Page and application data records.
------
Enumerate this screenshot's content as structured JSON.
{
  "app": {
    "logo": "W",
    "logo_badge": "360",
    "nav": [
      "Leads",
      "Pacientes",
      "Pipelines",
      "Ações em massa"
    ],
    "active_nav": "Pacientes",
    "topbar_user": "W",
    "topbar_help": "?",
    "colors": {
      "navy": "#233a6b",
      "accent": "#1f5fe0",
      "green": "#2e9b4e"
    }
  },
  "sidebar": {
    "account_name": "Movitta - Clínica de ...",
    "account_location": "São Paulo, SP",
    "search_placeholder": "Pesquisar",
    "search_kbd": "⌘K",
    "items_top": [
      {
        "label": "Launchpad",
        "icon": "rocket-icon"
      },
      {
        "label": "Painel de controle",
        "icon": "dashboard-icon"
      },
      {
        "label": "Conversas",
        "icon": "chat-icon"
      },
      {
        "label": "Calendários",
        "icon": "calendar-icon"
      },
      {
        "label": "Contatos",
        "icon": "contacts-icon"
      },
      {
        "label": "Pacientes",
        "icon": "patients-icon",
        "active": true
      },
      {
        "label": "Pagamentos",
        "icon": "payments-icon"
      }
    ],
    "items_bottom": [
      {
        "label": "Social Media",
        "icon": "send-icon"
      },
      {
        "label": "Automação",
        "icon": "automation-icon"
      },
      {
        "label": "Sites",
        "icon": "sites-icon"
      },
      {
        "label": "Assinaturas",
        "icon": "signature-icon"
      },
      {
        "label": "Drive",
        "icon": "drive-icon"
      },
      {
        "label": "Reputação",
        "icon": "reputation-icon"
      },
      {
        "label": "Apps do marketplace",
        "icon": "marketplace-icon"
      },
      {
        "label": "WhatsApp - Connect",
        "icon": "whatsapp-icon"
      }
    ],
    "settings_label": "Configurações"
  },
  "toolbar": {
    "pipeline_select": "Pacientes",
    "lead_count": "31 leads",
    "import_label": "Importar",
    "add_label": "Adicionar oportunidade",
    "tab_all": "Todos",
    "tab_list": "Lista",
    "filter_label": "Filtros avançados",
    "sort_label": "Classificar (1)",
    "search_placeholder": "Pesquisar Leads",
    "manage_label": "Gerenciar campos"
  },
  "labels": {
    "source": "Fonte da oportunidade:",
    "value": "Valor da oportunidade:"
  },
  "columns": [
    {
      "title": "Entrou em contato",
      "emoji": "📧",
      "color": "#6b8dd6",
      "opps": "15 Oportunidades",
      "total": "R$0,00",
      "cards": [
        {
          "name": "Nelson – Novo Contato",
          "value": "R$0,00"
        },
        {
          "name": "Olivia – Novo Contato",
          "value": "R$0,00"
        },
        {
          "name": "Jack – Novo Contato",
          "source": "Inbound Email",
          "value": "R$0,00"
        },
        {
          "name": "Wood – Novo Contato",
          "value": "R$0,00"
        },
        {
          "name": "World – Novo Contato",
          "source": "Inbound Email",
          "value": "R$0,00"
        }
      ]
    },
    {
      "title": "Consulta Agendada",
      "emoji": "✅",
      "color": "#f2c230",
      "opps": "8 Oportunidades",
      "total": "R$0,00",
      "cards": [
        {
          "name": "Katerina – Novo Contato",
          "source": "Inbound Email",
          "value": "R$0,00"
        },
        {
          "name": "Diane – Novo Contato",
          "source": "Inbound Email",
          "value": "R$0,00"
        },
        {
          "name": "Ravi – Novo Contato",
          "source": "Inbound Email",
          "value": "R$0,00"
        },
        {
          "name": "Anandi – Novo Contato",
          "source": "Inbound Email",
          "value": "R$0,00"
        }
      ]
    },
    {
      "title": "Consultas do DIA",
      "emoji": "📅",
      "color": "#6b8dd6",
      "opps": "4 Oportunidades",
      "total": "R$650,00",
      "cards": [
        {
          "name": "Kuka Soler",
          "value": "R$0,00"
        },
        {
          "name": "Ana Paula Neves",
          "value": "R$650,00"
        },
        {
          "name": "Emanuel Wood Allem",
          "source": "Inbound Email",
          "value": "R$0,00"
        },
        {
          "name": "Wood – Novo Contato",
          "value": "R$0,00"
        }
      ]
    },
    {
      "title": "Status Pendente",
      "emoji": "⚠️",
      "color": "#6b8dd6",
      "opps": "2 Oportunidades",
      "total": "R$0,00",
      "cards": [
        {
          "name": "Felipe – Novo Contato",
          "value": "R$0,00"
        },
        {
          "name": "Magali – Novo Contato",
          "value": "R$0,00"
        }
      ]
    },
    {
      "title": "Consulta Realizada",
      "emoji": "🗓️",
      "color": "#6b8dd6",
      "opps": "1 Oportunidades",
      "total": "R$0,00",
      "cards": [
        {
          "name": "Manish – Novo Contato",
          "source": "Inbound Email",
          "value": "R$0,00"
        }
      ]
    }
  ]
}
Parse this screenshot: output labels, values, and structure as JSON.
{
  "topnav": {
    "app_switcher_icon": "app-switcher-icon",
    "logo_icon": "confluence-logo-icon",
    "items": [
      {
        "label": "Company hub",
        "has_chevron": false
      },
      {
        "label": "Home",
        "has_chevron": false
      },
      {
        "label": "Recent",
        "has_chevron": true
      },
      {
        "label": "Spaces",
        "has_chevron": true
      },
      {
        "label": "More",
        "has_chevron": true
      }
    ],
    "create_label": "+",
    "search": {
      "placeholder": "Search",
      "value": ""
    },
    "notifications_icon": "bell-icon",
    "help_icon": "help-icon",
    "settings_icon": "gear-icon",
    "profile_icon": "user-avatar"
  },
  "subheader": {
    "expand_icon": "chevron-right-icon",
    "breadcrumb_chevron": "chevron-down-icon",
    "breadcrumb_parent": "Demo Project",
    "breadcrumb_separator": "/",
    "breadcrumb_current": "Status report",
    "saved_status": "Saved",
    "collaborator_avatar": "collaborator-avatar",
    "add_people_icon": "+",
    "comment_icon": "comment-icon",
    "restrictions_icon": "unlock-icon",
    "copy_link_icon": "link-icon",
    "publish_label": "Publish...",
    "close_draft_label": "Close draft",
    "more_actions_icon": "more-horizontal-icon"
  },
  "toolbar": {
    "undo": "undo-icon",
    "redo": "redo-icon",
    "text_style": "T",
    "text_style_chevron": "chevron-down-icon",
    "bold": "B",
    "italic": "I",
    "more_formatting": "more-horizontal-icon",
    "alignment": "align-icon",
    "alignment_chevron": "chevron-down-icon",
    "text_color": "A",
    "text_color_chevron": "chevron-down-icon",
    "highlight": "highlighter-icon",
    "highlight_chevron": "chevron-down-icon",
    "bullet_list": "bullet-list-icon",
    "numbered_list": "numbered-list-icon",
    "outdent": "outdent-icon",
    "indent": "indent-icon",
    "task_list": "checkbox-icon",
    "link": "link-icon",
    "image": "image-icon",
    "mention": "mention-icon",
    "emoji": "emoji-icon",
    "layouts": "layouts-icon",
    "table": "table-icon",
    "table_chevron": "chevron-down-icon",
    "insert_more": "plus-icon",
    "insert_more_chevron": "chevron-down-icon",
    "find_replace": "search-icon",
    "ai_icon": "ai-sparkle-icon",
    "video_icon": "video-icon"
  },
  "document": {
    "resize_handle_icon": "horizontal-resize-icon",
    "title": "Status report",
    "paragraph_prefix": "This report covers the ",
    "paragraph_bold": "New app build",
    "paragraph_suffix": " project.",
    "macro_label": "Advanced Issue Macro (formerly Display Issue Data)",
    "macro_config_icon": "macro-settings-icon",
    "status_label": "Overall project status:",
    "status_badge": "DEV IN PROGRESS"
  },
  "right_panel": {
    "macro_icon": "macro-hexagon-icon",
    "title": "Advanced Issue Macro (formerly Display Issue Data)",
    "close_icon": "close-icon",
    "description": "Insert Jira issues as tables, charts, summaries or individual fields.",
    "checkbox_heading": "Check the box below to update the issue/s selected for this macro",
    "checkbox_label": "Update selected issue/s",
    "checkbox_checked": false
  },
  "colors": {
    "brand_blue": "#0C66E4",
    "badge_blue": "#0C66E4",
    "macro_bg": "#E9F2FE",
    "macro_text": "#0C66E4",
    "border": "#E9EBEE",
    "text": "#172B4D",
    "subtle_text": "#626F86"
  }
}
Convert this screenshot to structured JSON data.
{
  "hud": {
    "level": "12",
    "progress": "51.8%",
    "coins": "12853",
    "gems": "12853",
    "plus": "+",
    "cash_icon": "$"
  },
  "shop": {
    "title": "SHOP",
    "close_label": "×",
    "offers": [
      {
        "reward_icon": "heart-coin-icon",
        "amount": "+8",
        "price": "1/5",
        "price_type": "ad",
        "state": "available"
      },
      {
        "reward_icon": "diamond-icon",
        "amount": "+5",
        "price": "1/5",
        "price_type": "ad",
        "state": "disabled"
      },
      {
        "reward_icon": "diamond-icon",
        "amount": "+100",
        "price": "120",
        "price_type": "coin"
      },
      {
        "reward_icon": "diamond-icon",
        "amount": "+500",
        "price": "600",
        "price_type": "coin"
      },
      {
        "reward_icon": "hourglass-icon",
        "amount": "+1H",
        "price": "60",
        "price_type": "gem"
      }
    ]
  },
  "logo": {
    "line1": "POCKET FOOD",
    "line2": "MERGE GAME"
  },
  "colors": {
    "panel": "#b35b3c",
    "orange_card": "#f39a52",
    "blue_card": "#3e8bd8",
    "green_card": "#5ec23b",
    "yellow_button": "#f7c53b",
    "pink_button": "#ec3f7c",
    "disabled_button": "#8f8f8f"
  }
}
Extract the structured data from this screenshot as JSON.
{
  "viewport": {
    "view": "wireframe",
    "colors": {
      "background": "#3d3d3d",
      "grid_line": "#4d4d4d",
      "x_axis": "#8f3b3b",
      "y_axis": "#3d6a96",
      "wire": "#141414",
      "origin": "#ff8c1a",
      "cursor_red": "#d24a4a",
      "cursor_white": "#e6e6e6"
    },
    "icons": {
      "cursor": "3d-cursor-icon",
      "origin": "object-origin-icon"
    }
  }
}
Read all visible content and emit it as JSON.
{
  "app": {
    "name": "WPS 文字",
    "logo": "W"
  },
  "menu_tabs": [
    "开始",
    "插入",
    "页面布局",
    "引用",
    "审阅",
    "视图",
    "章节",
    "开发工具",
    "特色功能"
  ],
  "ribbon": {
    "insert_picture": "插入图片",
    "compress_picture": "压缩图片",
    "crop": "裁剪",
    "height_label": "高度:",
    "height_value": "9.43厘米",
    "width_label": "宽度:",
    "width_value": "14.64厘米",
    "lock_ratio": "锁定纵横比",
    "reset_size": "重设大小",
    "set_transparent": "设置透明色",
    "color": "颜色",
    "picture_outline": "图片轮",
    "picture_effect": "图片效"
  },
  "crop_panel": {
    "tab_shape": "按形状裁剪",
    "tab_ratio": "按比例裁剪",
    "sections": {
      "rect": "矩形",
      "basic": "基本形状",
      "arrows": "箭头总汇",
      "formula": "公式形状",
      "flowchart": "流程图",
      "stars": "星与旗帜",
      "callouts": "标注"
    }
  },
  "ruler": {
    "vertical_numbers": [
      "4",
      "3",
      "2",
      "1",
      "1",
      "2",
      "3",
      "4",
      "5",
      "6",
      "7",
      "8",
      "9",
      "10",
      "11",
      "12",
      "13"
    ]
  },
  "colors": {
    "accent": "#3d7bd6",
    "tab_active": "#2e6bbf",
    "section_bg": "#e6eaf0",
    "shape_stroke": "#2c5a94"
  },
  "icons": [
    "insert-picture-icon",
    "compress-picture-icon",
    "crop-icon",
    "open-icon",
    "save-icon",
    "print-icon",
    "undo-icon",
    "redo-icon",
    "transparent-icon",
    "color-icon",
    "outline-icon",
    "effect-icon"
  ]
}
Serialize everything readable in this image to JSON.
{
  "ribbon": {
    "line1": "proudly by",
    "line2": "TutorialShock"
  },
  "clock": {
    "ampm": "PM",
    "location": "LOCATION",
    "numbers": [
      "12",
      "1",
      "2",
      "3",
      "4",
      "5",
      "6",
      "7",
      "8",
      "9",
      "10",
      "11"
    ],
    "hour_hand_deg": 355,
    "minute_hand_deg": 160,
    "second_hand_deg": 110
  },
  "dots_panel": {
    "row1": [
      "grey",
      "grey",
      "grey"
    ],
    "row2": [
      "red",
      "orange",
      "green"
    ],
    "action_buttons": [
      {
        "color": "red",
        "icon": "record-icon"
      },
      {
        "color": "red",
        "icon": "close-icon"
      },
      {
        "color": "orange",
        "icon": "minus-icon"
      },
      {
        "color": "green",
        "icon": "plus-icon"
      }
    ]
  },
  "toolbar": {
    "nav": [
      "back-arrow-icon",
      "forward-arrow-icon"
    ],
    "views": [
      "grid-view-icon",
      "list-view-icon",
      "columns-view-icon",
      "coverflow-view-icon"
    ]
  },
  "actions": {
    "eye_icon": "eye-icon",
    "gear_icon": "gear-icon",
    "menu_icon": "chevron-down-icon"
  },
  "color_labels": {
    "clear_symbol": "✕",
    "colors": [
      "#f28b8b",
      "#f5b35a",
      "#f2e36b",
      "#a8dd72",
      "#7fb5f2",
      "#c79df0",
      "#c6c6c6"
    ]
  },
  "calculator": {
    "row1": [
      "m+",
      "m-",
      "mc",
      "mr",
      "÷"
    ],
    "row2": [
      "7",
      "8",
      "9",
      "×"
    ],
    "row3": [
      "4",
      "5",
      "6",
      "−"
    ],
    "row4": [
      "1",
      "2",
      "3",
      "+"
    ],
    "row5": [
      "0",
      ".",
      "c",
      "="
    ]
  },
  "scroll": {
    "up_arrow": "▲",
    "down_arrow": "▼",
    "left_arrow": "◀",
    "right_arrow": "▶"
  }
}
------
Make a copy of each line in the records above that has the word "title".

      "title": "Entrou em contato",
      "title": "Consulta Agendada",
      "title": "Consultas do DIA",
      "title": "Status Pendente",
      "title": "Consulta Realizada",
    "title": "Status report",
    "title": "Advanced Issue Macro (formerly Display Issue Data)",
    "title": "SHOP",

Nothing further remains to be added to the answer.